▶ **LISTED ENTRIES**:
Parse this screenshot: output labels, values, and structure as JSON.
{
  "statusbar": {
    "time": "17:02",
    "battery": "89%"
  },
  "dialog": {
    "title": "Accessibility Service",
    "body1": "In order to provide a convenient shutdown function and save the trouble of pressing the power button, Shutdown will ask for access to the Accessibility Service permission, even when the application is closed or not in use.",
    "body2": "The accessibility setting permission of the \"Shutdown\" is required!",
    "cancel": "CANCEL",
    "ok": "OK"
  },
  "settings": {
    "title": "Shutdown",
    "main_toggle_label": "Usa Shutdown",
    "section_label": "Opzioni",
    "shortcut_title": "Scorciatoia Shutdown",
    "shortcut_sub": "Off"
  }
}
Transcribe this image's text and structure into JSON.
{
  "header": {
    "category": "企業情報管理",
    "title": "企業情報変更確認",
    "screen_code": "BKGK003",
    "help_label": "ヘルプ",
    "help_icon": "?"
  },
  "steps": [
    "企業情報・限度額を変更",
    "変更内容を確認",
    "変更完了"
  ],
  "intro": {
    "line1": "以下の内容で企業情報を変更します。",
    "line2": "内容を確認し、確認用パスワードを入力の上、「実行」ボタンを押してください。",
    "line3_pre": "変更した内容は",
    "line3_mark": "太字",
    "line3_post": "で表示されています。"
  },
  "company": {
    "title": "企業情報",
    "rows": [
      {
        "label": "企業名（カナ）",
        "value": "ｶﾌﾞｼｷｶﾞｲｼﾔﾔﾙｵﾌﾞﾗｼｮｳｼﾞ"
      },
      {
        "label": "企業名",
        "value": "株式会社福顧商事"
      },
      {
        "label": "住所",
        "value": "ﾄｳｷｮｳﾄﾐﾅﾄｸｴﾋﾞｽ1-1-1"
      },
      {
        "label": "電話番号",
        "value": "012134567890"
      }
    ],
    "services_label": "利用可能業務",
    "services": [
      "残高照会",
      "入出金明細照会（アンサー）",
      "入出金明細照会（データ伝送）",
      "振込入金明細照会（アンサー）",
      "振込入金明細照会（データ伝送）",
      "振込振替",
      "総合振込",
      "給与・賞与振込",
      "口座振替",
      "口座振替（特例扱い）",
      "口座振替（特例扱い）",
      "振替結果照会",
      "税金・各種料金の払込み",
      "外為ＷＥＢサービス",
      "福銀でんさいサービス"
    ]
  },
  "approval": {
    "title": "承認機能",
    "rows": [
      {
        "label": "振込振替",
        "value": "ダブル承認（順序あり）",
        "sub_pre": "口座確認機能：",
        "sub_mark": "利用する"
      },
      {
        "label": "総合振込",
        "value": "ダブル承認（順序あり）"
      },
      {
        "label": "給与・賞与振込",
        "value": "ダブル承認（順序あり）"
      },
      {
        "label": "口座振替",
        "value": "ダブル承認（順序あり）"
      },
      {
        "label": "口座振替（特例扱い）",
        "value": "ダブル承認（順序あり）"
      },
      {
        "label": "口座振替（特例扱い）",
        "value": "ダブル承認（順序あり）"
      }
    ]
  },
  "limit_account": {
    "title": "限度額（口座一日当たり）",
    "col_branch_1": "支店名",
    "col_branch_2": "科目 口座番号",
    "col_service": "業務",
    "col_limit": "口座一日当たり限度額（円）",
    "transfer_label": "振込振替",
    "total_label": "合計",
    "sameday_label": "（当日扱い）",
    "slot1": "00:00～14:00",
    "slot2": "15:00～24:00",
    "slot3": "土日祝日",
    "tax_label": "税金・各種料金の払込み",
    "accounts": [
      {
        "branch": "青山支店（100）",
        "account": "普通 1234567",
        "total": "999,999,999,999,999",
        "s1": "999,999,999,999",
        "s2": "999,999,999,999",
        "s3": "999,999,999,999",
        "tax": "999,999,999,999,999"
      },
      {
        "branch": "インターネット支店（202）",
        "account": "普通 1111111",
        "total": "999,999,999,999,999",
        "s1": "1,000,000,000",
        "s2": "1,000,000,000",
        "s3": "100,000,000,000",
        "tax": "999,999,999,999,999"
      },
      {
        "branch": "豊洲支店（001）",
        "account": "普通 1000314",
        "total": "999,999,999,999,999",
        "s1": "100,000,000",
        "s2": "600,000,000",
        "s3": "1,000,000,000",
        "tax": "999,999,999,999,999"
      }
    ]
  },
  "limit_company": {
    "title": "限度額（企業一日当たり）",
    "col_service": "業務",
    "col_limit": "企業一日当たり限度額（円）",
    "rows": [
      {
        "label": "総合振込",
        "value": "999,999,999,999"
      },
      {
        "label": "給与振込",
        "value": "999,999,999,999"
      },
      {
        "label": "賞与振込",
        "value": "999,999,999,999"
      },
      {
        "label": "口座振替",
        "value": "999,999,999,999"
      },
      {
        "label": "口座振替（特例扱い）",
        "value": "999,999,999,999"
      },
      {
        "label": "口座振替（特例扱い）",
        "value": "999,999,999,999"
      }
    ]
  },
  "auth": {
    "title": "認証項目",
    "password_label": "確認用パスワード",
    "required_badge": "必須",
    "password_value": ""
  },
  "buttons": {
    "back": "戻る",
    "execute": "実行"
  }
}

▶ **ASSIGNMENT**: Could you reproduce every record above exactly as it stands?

▶ **OUTPUT FOR THIS EXERCISE**:
Parse this screenshot: output labels, values, and structure as JSON.
{
  "statusbar": {
    "time": "17:02",
    "battery": "89%"
  },
  "dialog": {
    "title": "Accessibility Service",
    "body1": "In order to provide a convenient shutdown function and save the trouble of pressing the power button, Shutdown will ask for access to the Accessibility Service permission, even when the application is closed or not in use.",
    "body2": "The accessibility setting permission of the \"Shutdown\" is required!",
    "cancel": "CANCEL",
    "ok": "OK"
  },
  "settings": {
    "title": "Shutdown",
    "main_toggle_label": "Usa Shutdown",
    "section_label": "Opzioni",
    "shortcut_title": "Scorciatoia Shutdown",
    "shortcut_sub": "Off"
  }
}
Transcribe this image's text and structure into JSON.
{
  "header": {
    "category": "企業情報管理",
    "title": "企業情報変更確認",
    "screen_code": "BKGK003",
    "help_label": "ヘルプ",
    "help_icon": "?"
  },
  "steps": [
    "企業情報・限度額を変更",
    "変更内容を確認",
    "変更完了"
  ],
  "intro": {
    "line1": "以下の内容で企業情報を変更します。",
    "line2": "内容を確認し、確認用パスワードを入力の上、「実行」ボタンを押してください。",
    "line3_pre": "変更した内容は",
    "line3_mark": "太字",
    "line3_post": "で表示されています。"
  },
  "company": {
    "title": "企業情報",
    "rows": [
      {
        "label": "企業名（カナ）",
        "value": "ｶﾌﾞｼｷｶﾞｲｼﾔﾔﾙｵﾌﾞﾗｼｮｳｼﾞ"
      },
      {
        "label": "企業名",
        "value": "株式会社福顧商事"
      },
      {
        "label": "住所",
        "value": "ﾄｳｷｮｳﾄﾐﾅﾄｸｴﾋﾞｽ1-1-1"
      },
      {
        "label": "電話番号",
        "value": "012134567890"
      }
    ],
    "services_label": "利用可能業務",
    "services": [
      "残高照会",
      "入出金明細照会（アンサー）",
      "入出金明細照会（データ伝送）",
      "振込入金明細照会（アンサー）",
      "振込入金明細照会（データ伝送）",
      "振込振替",
      "総合振込",
      "給与・賞与振込",
      "口座振替",
      "口座振替（特例扱い）",
      "口座振替（特例扱い）",
      "振替結果照会",
      "税金・各種料金の払込み",
      "外為ＷＥＢサービス",
      "福銀でんさいサービス"
    ]
  },
  "approval": {
    "title": "承認機能",
    "rows": [
      {
        "label": "振込振替",
        "value": "ダブル承認（順序あり）",
        "sub_pre": "口座確認機能：",
        "sub_mark": "利用する"
      },
      {
        "label": "総合振込",
        "value": "ダブル承認（順序あり）"
      },
      {
        "label": "給与・賞与振込",
        "value": "ダブル承認（順序あり）"
      },
      {
        "label": "口座振替",
        "value": "ダブル承認（順序あり）"
      },
      {
        "label": "口座振替（特例扱い）",
        "value": "ダブル承認（順序あり）"
      },
      {
        "label": "口座振替（特例扱い）",
        "value": "ダブル承認（順序あり）"
      }
    ]
  },
  "limit_account": {
    "title": "限度額（口座一日当たり）",
    "col_branch_1": "支店名",
    "col_branch_2": "科目 口座番号",
    "col_service": "業務",
    "col_limit": "口座一日当たり限度額（円）",
    "transfer_label": "振込振替",
    "total_label": "合計",
    "sameday_label": "（当日扱い）",
    "slot1": "00:00～14:00",
    "slot2": "15:00～24:00",
    "slot3": "土日祝日",
    "tax_label": "税金・各種料金の払込み",
    "accounts": [
      {
        "branch": "青山支店（100）",
        "account": "普通 1234567",
        "total": "999,999,999,999,999",
        "s1": "999,999,999,999",
        "s2": "999,999,999,999",
        "s3": "999,999,999,999",
        "tax": "999,999,999,999,999"
      },
      {
        "branch": "インターネット支店（202）",
        "account": "普通 1111111",
        "total": "999,999,999,999,999",
        "s1": "1,000,000,000",
        "s2": "1,000,000,000",
        "s3": "100,000,000,000",
        "tax": "999,999,999,999,999"
      },
      {
        "branch": "豊洲支店（001）",
        "account": "普通 1000314",
        "total": "999,999,999,999,999",
        "s1": "100,000,000",
        "s2": "600,000,000",
        "s3": "1,000,000,000",
        "tax": "999,999,999,999,999"
      }
    ]
  },
  "limit_company": {
    "title": "限度額（企業一日当たり）",
    "col_service": "業務",
    "col_limit": "企業一日当たり限度額（円）",
    "rows": [
      {
        "label": "総合振込",
        "value": "999,999,999,999"
      },
      {
        "label": "給与振込",
        "value": "999,999,999,999"
      },
      {
        "label": "賞与振込",
        "value": "999,999,999,999"
      },
      {
        "label": "口座振替",
        "value": "999,999,999,999"
      },
      {
        "label": "口座振替（特例扱い）",
        "value": "999,999,999,999"
      },
      {
        "label": "口座振替（特例扱い）",
        "value": "999,999,999,999"
      }
    ]
  },
  "auth": {
    "title": "認証項目",
    "password_label": "確認用パスワード",
    "required_badge": "必須",
    "password_value": ""
  },
  "buttons": {
    "back": "戻る",
    "execute": "実行"
  }
}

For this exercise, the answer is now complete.